I learned I'm absolutely terrible at keeping in contact with pretty much everyone I am not in immediate proximity to. This is something that really bothers me but I'm not sure how to fix it. I try really hard to maintain some level of contact, even if it's small. I wish I was better at this and I'm working on it, but just know that I will be thrilled to see you if I haven't in a month, and even more thrilled if it's been years. I think once you make a bond with someone that never really fades. So this is all to say, be prepared for me to stumble into your life and grab a beer at some point. I miss the shit out of so many people and I know when I leave SD I'll miss the shit out of so many more people. But I'm always down to see and talk to whoever I can. I quite like all of you guys.
I learned most English literature is incredibly depressing. I figured out why though. It's because it depends where you end the story. The guy and the girl get together and get married? Happy ending, comedy. Same story 20 years later after an affair, a divorce and a suicide? Tragedy. But there are certain times where even though the story runs its course and is still something powerful. There’s one story of a man living alone in a retirement home with only memories of his only true love to keep him company. He then slowly loses his mind and dies but not before setting an example strong enough to last in so many memories. Sometimes that’s enough of a story to keep someone going long after the story is done. Sometimes a story like that is enough to make you pick up the pieces of your own life and try to find the strength that kept him going for so many years, all in order to find the kind of quiet dignity and true love that allowed him to pass peacefully on. Sometimes stories are more than stories. Sometimes stories are more real than life and sometimes you just have to keep turning the pages or pick up a new book.
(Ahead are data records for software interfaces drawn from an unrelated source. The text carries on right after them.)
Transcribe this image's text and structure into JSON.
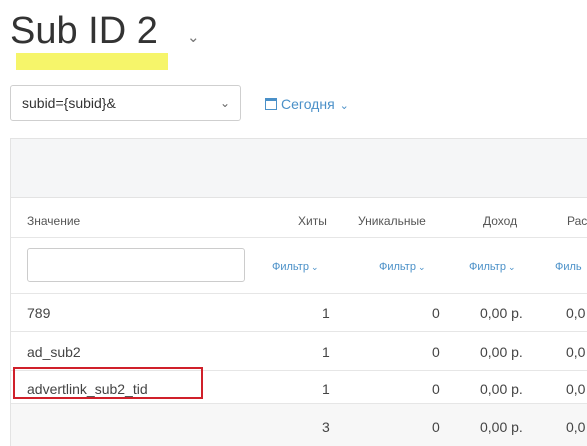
{
  "header": {
    "title": "Sub ID 2",
    "caret_icon": "chevron-down-icon",
    "highlight_color": "#f6f56a"
  },
  "toolbar": {
    "select_value": "subid={subid}&",
    "date_label": "Сегодня",
    "date_icon": "calendar-icon",
    "accent_color": "#4a90c8"
  },
  "table": {
    "columns": [
      "Значение",
      "Хиты",
      "Уникальные",
      "Доход",
      "Рас"
    ],
    "filter_label": "Фильтр",
    "filter_label_cut": "Филь",
    "rows": [
      {
        "value": "789",
        "hits": "1",
        "unique": "0",
        "income": "0,00 р.",
        "extra": "0,0"
      },
      {
        "value": "ad_sub2",
        "hits": "1",
        "unique": "0",
        "income": "0,00 р.",
        "extra": "0,0"
      },
      {
        "value": "advertlink_sub2_tid",
        "hits": "1",
        "unique": "0",
        "income": "0,00 р.",
        "extra": "0,0"
      }
    ],
    "total": {
      "hits": "3",
      "unique": "0",
      "income": "0,00 р.",
      "extra": "0,0"
    },
    "annotation_color": "#d0202a"
  }
}
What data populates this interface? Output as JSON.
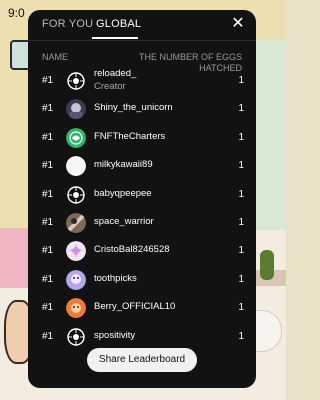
{
  "status_bar": {
    "time": "9:0"
  },
  "tabs": [
    {
      "label": "FOR YOU",
      "active": false
    },
    {
      "label": "GLOBAL",
      "active": true
    }
  ],
  "close_icon": "close-icon",
  "table": {
    "col_name": "NAME",
    "col_eggs": "THE NUMBER OF EGGS HATCHED",
    "rows": [
      {
        "rank": "#1",
        "name": "reloaded_",
        "subtitle": "Creator",
        "count": "1",
        "avatar": "emblem-avatar"
      },
      {
        "rank": "#1",
        "name": "Shiny_the_unicorn",
        "count": "1",
        "avatar": "character-avatar"
      },
      {
        "rank": "#1",
        "name": "FNFTheCharters",
        "count": "1",
        "avatar": "green-avatar"
      },
      {
        "rank": "#1",
        "name": "milkykawaii89",
        "count": "1",
        "avatar": "white-avatar"
      },
      {
        "rank": "#1",
        "name": "babyqpeepee",
        "count": "1",
        "avatar": "emblem-avatar"
      },
      {
        "rank": "#1",
        "name": "space_warrior",
        "count": "1",
        "avatar": "character-avatar"
      },
      {
        "rank": "#1",
        "name": "CristoBal8246528",
        "count": "1",
        "avatar": "sparkle-avatar"
      },
      {
        "rank": "#1",
        "name": "toothpicks",
        "count": "1",
        "avatar": "purple-avatar"
      },
      {
        "rank": "#1",
        "name": "Berry_OFFICIAL10",
        "count": "1",
        "avatar": "orange-avatar"
      },
      {
        "rank": "#1",
        "name": "spositivity",
        "count": "1",
        "avatar": "emblem-avatar"
      }
    ]
  },
  "share_button": {
    "label": "Share Leaderboard"
  },
  "colors": {
    "modal_bg": "#121212",
    "accent": "#ffffff"
  }
}
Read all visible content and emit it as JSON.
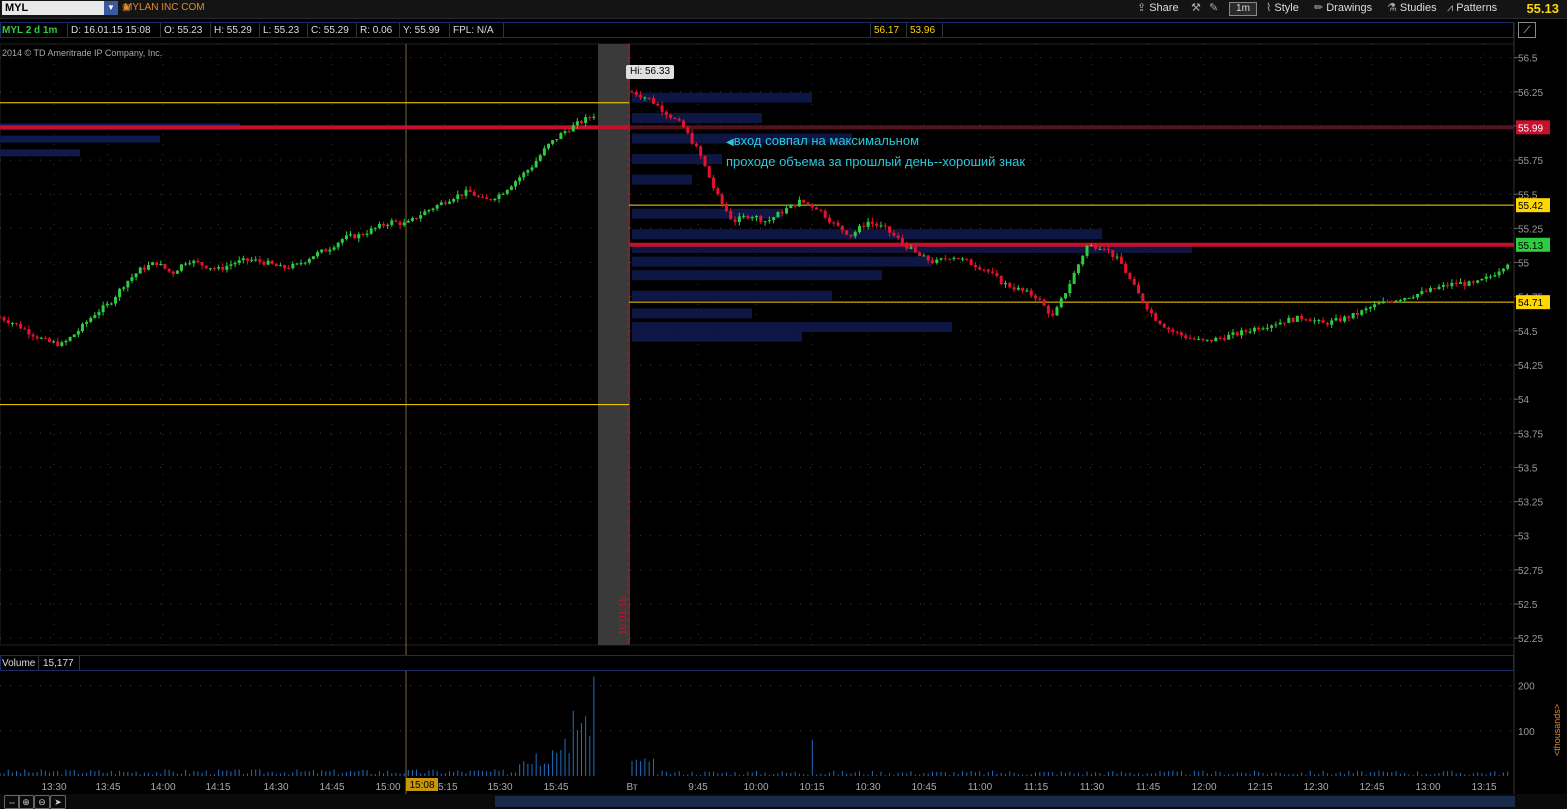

Anyways, this is a really goddamn long post. I'm sorry I've put you through this but I hope it was at least halfway interesting. It's cathartic for me to get it all out, I just hope you can make sense of the mess and get what I was trying to articulate beneath the mumbling. Know that you are a beautiful person. If you can take the time to wade through the mess of someone else's semi-coherent ramblings it speaks to a real capacity for empathy and I'm so happy to have known you in whatever capacity I do. We're all in this mess together, and I think we're going to need more compassion, more empathy and more feeling for one another if we're going to build a better world. It sounds like an airy platitude but this is our time, this is our future, and I hope we never lose sight of that. It's been a blast though. Sorry for everything, thanks for everything, I think this next chapter will be a good one. Here's to you guys.